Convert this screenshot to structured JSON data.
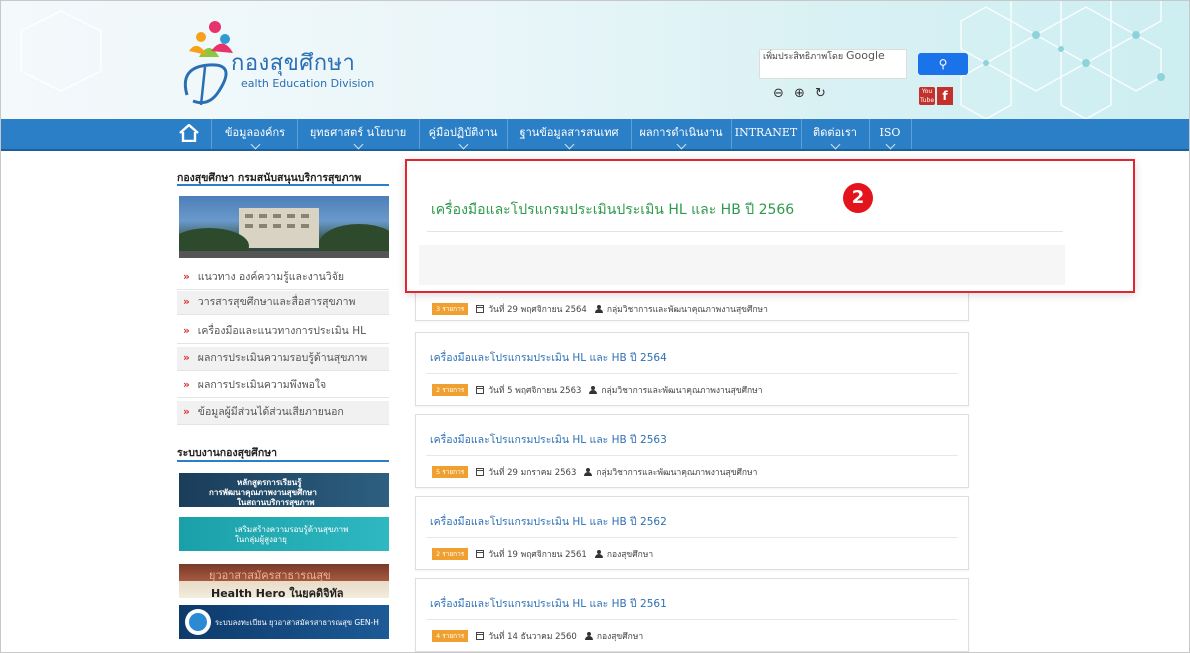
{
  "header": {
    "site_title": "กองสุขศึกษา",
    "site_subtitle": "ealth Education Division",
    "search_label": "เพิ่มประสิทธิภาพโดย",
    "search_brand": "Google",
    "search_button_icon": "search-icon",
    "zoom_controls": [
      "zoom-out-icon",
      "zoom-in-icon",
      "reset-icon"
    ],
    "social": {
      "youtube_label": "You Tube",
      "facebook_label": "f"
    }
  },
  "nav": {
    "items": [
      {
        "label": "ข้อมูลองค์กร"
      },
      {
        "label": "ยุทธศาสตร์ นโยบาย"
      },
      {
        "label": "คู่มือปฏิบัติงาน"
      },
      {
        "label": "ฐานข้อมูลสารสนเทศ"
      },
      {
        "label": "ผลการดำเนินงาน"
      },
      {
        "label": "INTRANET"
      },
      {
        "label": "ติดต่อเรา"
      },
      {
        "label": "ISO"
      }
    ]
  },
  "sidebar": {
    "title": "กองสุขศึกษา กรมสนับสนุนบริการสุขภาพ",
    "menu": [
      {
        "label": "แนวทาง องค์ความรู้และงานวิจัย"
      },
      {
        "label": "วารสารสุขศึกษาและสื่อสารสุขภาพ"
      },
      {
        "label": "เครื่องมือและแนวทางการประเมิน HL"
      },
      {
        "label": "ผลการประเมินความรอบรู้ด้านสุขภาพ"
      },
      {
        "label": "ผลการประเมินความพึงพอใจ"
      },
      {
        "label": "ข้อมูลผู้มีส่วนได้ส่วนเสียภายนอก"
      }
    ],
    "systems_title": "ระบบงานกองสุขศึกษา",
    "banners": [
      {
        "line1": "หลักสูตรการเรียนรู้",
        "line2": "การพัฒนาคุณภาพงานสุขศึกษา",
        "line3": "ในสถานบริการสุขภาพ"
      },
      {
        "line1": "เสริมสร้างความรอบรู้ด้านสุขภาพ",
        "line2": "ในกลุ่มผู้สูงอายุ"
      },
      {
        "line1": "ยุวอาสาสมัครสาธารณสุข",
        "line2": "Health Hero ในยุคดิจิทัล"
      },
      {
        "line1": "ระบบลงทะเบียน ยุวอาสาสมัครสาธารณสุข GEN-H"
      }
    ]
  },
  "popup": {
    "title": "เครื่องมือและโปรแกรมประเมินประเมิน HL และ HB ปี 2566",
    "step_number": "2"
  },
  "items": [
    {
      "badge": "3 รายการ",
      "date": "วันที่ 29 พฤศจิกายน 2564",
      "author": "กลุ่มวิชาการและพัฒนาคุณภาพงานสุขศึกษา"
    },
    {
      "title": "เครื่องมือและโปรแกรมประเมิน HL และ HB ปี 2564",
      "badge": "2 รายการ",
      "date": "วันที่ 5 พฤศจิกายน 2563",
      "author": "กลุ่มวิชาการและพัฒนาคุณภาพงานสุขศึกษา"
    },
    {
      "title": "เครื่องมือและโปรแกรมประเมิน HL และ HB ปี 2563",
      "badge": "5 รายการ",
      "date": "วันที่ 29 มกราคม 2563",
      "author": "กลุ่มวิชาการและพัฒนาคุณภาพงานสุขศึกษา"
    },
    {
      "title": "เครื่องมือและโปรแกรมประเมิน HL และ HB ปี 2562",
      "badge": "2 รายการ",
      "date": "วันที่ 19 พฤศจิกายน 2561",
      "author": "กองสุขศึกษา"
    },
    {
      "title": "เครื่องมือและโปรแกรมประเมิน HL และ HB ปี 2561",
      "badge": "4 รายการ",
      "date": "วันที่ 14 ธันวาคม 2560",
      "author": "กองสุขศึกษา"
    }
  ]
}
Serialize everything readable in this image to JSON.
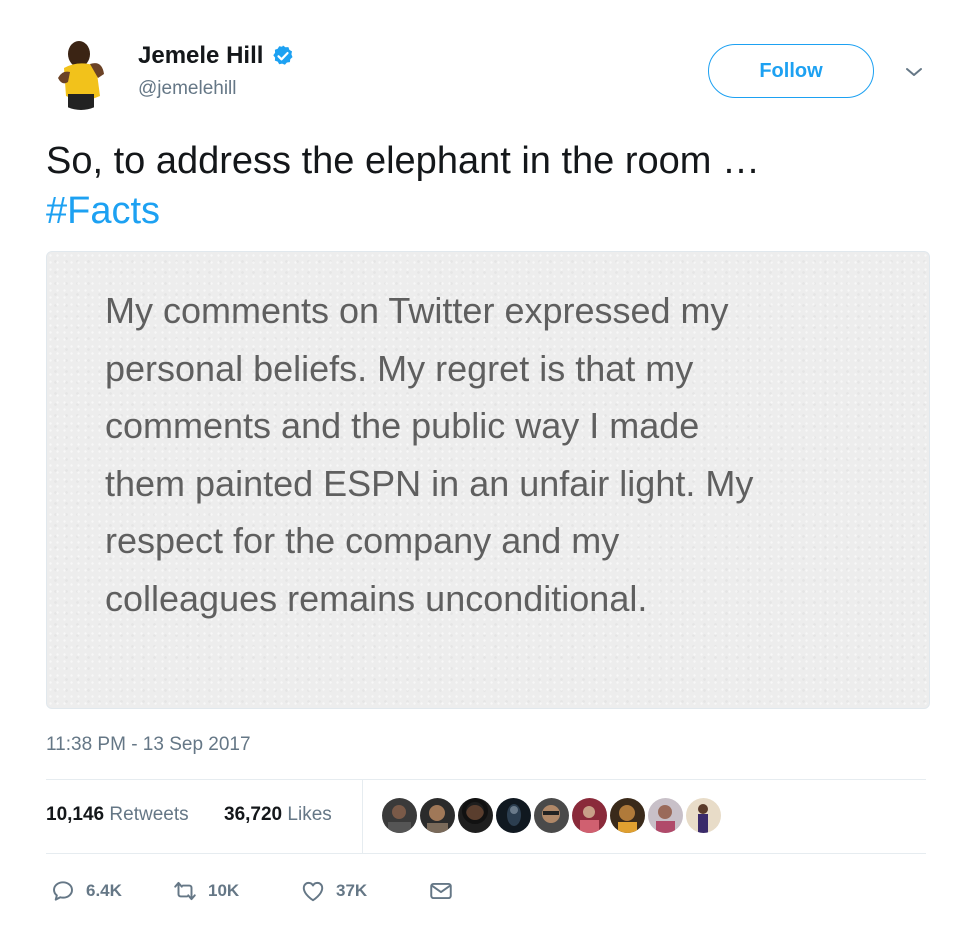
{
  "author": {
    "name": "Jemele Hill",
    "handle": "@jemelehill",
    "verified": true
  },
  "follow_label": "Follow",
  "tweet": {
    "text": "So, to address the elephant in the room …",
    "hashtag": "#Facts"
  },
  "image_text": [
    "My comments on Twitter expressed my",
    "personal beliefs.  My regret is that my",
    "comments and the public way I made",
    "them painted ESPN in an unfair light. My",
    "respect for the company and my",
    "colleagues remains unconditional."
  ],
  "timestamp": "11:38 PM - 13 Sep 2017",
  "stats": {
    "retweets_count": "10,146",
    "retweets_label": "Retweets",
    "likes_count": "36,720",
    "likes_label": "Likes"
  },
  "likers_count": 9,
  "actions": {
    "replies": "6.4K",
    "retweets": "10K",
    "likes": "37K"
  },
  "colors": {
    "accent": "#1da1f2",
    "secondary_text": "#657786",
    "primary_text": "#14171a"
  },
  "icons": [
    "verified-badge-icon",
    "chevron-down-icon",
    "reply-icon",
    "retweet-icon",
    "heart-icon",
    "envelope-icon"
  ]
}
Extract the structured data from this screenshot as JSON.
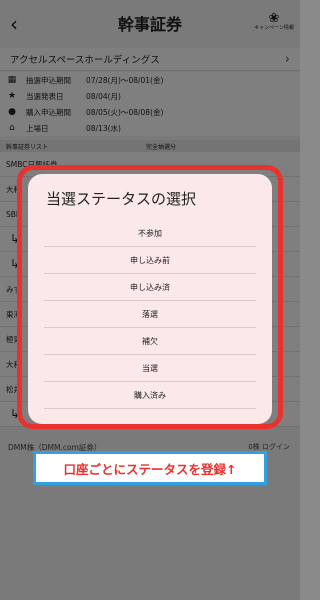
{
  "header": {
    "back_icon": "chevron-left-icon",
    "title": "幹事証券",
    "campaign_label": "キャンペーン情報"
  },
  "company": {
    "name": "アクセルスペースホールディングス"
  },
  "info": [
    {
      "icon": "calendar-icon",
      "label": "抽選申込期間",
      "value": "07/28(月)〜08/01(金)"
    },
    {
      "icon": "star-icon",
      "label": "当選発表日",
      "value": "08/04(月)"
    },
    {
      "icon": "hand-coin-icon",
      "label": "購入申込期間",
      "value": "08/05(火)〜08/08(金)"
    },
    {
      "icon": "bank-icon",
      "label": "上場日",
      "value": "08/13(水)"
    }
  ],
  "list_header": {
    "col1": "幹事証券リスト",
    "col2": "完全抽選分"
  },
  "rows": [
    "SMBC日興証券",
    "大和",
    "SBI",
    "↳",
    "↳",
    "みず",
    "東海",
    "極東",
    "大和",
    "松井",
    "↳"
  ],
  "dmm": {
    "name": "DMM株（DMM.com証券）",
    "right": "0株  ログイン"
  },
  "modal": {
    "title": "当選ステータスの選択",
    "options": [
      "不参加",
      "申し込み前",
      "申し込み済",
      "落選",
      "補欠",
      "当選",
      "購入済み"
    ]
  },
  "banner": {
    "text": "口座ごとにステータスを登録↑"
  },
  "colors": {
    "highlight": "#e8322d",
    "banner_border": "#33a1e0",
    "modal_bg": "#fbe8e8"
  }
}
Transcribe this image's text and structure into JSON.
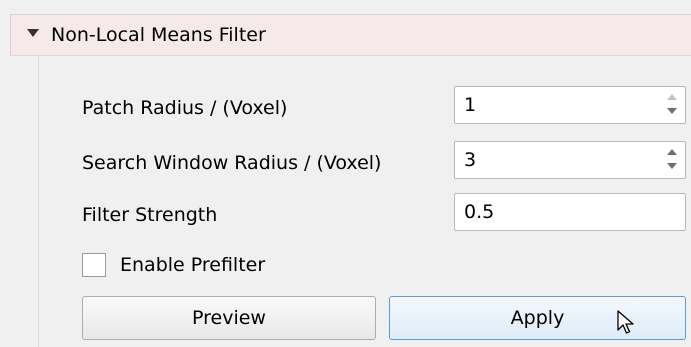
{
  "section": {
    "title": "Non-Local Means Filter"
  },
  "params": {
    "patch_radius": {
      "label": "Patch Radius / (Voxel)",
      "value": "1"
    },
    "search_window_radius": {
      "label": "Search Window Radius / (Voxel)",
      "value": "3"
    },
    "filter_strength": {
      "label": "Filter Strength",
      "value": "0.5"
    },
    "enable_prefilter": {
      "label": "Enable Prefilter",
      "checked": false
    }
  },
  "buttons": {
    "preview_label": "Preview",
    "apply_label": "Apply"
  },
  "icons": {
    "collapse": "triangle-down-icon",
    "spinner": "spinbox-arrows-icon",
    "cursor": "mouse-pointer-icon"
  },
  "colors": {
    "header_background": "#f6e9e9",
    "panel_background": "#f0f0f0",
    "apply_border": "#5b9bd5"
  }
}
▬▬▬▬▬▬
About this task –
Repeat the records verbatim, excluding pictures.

Task answer –
Convert this screenshot to structured JSON data.
{
  "header": {
    "site_title": "กองสุขศึกษา",
    "site_subtitle": "ealth Education Division",
    "search_label": "เพิ่มประสิทธิภาพโดย",
    "search_brand": "Google",
    "search_button_icon": "search-icon",
    "zoom_controls": [
      "zoom-out-icon",
      "zoom-in-icon",
      "reset-icon"
    ],
    "social": {
      "youtube_label": "You Tube",
      "facebook_label": "f"
    }
  },
  "nav": {
    "items": [
      {
        "label": "ข้อมูลองค์กร"
      },
      {
        "label": "ยุทธศาสตร์ นโยบาย"
      },
      {
        "label": "คู่มือปฏิบัติงาน"
      },
      {
        "label": "ฐานข้อมูลสารสนเทศ"
      },
      {
        "label": "ผลการดำเนินงาน"
      },
      {
        "label": "INTRANET"
      },
      {
        "label": "ติดต่อเรา"
      },
      {
        "label": "ISO"
      }
    ]
  },
  "sidebar": {
    "title": "กองสุขศึกษา กรมสนับสนุนบริการสุขภาพ",
    "menu": [
      {
        "label": "แนวทาง องค์ความรู้และงานวิจัย"
      },
      {
        "label": "วารสารสุขศึกษาและสื่อสารสุขภาพ"
      },
      {
        "label": "เครื่องมือและแนวทางการประเมิน HL"
      },
      {
        "label": "ผลการประเมินความรอบรู้ด้านสุขภาพ"
      },
      {
        "label": "ผลการประเมินความพึงพอใจ"
      },
      {
        "label": "ข้อมูลผู้มีส่วนได้ส่วนเสียภายนอก"
      }
    ],
    "systems_title": "ระบบงานกองสุขศึกษา",
    "banners": [
      {
        "line1": "หลักสูตรการเรียนรู้",
        "line2": "การพัฒนาคุณภาพงานสุขศึกษา",
        "line3": "ในสถานบริการสุขภาพ"
      },
      {
        "line1": "เสริมสร้างความรอบรู้ด้านสุขภาพ",
        "line2": "ในกลุ่มผู้สูงอายุ"
      },
      {
        "line1": "ยุวอาสาสมัครสาธารณสุข",
        "line2": "Health Hero ในยุคดิจิทัล"
      },
      {
        "line1": "ระบบลงทะเบียน ยุวอาสาสมัครสาธารณสุข GEN-H"
      }
    ]
  },
  "popup": {
    "title": "เครื่องมือและโปรแกรมประเมินประเมิน HL และ HB ปี 2566",
    "step_number": "2"
  },
  "items": [
    {
      "badge": "3 รายการ",
      "date": "วันที่ 29 พฤศจิกายน 2564",
      "author": "กลุ่มวิชาการและพัฒนาคุณภาพงานสุขศึกษา"
    },
    {
      "title": "เครื่องมือและโปรแกรมประเมิน HL และ HB ปี 2564",
      "badge": "2 รายการ",
      "date": "วันที่ 5 พฤศจิกายน 2563",
      "author": "กลุ่มวิชาการและพัฒนาคุณภาพงานสุขศึกษา"
    },
    {
      "title": "เครื่องมือและโปรแกรมประเมิน HL และ HB ปี 2563",
      "badge": "5 รายการ",
      "date": "วันที่ 29 มกราคม 2563",
      "author": "กลุ่มวิชาการและพัฒนาคุณภาพงานสุขศึกษา"
    },
    {
      "title": "เครื่องมือและโปรแกรมประเมิน HL และ HB ปี 2562",
      "badge": "2 รายการ",
      "date": "วันที่ 19 พฤศจิกายน 2561",
      "author": "กองสุขศึกษา"
    },
    {
      "title": "เครื่องมือและโปรแกรมประเมิน HL และ HB ปี 2561",
      "badge": "4 รายการ",
      "date": "วันที่ 14 ธันวาคม 2560",
      "author": "กองสุขศึกษา"
    }
  ]
}
Serialize everything readable in this image to JSON.
{
  "author": {
    "name": "Jemele Hill",
    "handle": "@jemelehill",
    "verified": true
  },
  "follow_label": "Follow",
  "tweet": {
    "text": "So, to address the elephant in the room …",
    "hashtag": "#Facts"
  },
  "image_text": [
    "My comments on Twitter expressed my",
    "personal beliefs.  My regret is that my",
    "comments and the public way I made",
    "them painted ESPN in an unfair light. My",
    "respect for the company and my",
    "colleagues remains unconditional."
  ],
  "timestamp": "11:38 PM - 13 Sep 2017",
  "stats": {
    "retweets_count": "10,146",
    "retweets_label": "Retweets",
    "likes_count": "36,720",
    "likes_label": "Likes"
  },
  "likers_count": 9,
  "actions": {
    "replies": "6.4K",
    "retweets": "10K",
    "likes": "37K"
  },
  "colors": {
    "accent": "#1da1f2",
    "secondary_text": "#657786",
    "primary_text": "#14171a"
  },
  "icons": [
    "verified-badge-icon",
    "chevron-down-icon",
    "reply-icon",
    "retweet-icon",
    "heart-icon",
    "envelope-icon"
  ]
}
Extract the structured data from this screenshot as JSON.
{
  "header": {
    "back_icon": "chevron-left-icon",
    "title": "幹事証券",
    "campaign_label": "キャンペーン情報"
  },
  "company": {
    "name": "アクセルスペースホールディングス"
  },
  "info": [
    {
      "icon": "calendar-icon",
      "label": "抽選申込期間",
      "value": "07/28(月)〜08/01(金)"
    },
    {
      "icon": "star-icon",
      "label": "当選発表日",
      "value": "08/04(月)"
    },
    {
      "icon": "hand-coin-icon",
      "label": "購入申込期間",
      "value": "08/05(火)〜08/08(金)"
    },
    {
      "icon": "bank-icon",
      "label": "上場日",
      "value": "08/13(水)"
    }
  ],
  "list_header": {
    "col1": "幹事証券リスト",
    "col2": "完全抽選分"
  },
  "rows": [
    "SMBC日興証券",
    "大和",
    "SBI",
    "↳",
    "↳",
    "みず",
    "東海",
    "極東",
    "大和",
    "松井",
    "↳"
  ],
  "dmm": {
    "name": "DMM株（DMM.com証券）",
    "right": "0株  ログイン"
  },
  "modal": {
    "title": "当選ステータスの選択",
    "options": [
      "不参加",
      "申し込み前",
      "申し込み済",
      "落選",
      "補欠",
      "当選",
      "購入済み"
    ]
  },
  "banner": {
    "text": "口座ごとにステータスを登録↑"
  },
  "colors": {
    "highlight": "#e8322d",
    "banner_border": "#33a1e0",
    "modal_bg": "#fbe8e8"
  }
}
Transcribe this image's text and structure into JSON.
{
  "section": {
    "title": "Non-Local Means Filter"
  },
  "params": {
    "patch_radius": {
      "label": "Patch Radius / (Voxel)",
      "value": "1"
    },
    "search_window_radius": {
      "label": "Search Window Radius / (Voxel)",
      "value": "3"
    },
    "filter_strength": {
      "label": "Filter Strength",
      "value": "0.5"
    },
    "enable_prefilter": {
      "label": "Enable Prefilter",
      "checked": false
    }
  },
  "buttons": {
    "preview_label": "Preview",
    "apply_label": "Apply"
  },
  "icons": {
    "collapse": "triangle-down-icon",
    "spinner": "spinbox-arrows-icon",
    "cursor": "mouse-pointer-icon"
  },
  "colors": {
    "header_background": "#f6e9e9",
    "panel_background": "#f0f0f0",
    "apply_border": "#5b9bd5"
  }
}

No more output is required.